To learn Qigong Tui Na requires the highest level of commitment. At a base level those who want to do so will need to know the core qigong sets that I teach. Many of the Qigong Tui Na methods draw on the 16 neigong, the internal energy components or building blocks.
Reflections from Kentucky
On the lighter side while in Kentucky I also had some fun. I decided to see if I could find the fried chicken that for which the Southern United States is so famous. The first place I tried didn’t have the best fried chicken (that honor still goes to the cooks at my childhood boarding school – who were from the South) nor did the second place. However the second place turned out to be pretty good. If you want good friend chicken the South is definitely the place to do it.
I was also looking for a great sweet potato pie but came up empty and my quest for really good cornbread did not reach a successful conclusion.
I did happen upon an interesting surprise. As I walked around the hotel one day I came by an interesting place called PBJs ((peanut butter and jelly sandwich).They JUST serve peanut butter and jelly sandwiches in all varieties.
It was run by a nice fellow who, although the place was closed, opened his doors and handed us a menu. Lots of interesting combinations on this menu including:
- Peanut butter and sizzling bacon (said to be the favorite)
- Peanut butter and bologna (if that does not turn your stomach not sure what will)
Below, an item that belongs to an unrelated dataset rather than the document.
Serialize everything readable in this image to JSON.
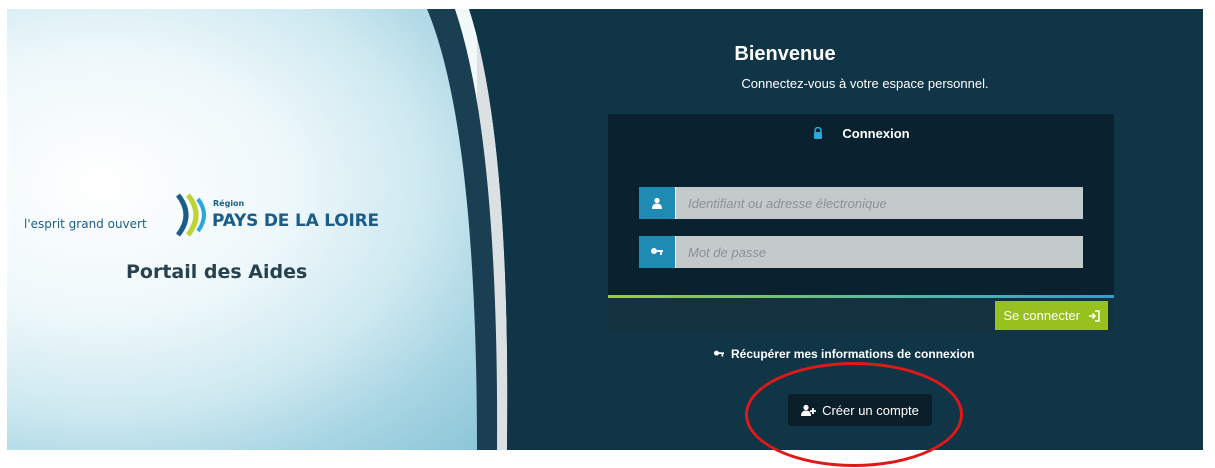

- Peanut butter and jelly wrapped in a sushi roll (which I think most likely would make some Japanese just plain give up)
After I got back from Kentucky I saw on a TV show, ‘Fringe’, one of the stars was having a PBJ with bacon, so it must be a little more well known than I thought. Here are the contents of the menu:
I think for our next retreat we will see if we can get some PBJs catered.
In my next post I will be sharing more about Tai Chi Push Hands so stay tuned.